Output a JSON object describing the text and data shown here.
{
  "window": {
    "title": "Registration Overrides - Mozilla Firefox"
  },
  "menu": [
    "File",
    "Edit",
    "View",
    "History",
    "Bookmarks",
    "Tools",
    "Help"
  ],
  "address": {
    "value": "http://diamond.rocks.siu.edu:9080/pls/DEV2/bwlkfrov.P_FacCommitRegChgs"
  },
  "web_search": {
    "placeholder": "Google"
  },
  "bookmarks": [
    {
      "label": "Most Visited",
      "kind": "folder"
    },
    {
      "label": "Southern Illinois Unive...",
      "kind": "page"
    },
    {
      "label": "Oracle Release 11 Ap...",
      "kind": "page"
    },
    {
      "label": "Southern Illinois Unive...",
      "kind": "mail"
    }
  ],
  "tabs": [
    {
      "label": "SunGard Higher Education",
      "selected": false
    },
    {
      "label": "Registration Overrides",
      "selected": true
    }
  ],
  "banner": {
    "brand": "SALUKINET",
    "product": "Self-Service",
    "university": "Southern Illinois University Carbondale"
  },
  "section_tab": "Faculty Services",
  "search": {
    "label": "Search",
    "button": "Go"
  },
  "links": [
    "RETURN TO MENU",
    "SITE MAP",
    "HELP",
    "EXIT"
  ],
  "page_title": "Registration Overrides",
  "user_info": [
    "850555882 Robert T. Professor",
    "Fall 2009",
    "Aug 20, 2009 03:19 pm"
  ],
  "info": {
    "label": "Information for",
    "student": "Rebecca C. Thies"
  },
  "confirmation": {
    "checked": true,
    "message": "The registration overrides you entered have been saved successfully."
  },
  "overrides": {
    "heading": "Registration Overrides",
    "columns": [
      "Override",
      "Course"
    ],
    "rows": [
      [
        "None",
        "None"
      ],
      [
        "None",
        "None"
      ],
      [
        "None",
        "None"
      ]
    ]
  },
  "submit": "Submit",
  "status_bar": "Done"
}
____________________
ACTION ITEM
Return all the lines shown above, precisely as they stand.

WRITTEN SOLUTION
Output a JSON object describing the text and data shown here.
{
  "window": {
    "title": "Registration Overrides - Mozilla Firefox"
  },
  "menu": [
    "File",
    "Edit",
    "View",
    "History",
    "Bookmarks",
    "Tools",
    "Help"
  ],
  "address": {
    "value": "http://diamond.rocks.siu.edu:9080/pls/DEV2/bwlkfrov.P_FacCommitRegChgs"
  },
  "web_search": {
    "placeholder": "Google"
  },
  "bookmarks": [
    {
      "label": "Most Visited",
      "kind": "folder"
    },
    {
      "label": "Southern Illinois Unive...",
      "kind": "page"
    },
    {
      "label": "Oracle Release 11 Ap...",
      "kind": "page"
    },
    {
      "label": "Southern Illinois Unive...",
      "kind": "mail"
    }
  ],
  "tabs": [
    {
      "label": "SunGard Higher Education",
      "selected": false
    },
    {
      "label": "Registration Overrides",
      "selected": true
    }
  ],
  "banner": {
    "brand": "SALUKINET",
    "product": "Self-Service",
    "university": "Southern Illinois University Carbondale"
  },
  "section_tab": "Faculty Services",
  "search": {
    "label": "Search",
    "button": "Go"
  },
  "links": [
    "RETURN TO MENU",
    "SITE MAP",
    "HELP",
    "EXIT"
  ],
  "page_title": "Registration Overrides",
  "user_info": [
    "850555882 Robert T. Professor",
    "Fall 2009",
    "Aug 20, 2009 03:19 pm"
  ],
  "info": {
    "label": "Information for",
    "student": "Rebecca C. Thies"
  },
  "confirmation": {
    "checked": true,
    "message": "The registration overrides you entered have been saved successfully."
  },
  "overrides": {
    "heading": "Registration Overrides",
    "columns": [
      "Override",
      "Course"
    ],
    "rows": [
      [
        "None",
        "None"
      ],
      [
        "None",
        "None"
      ],
      [
        "None",
        "None"
      ]
    ]
  },
  "submit": "Submit",
  "status_bar": "Done"
}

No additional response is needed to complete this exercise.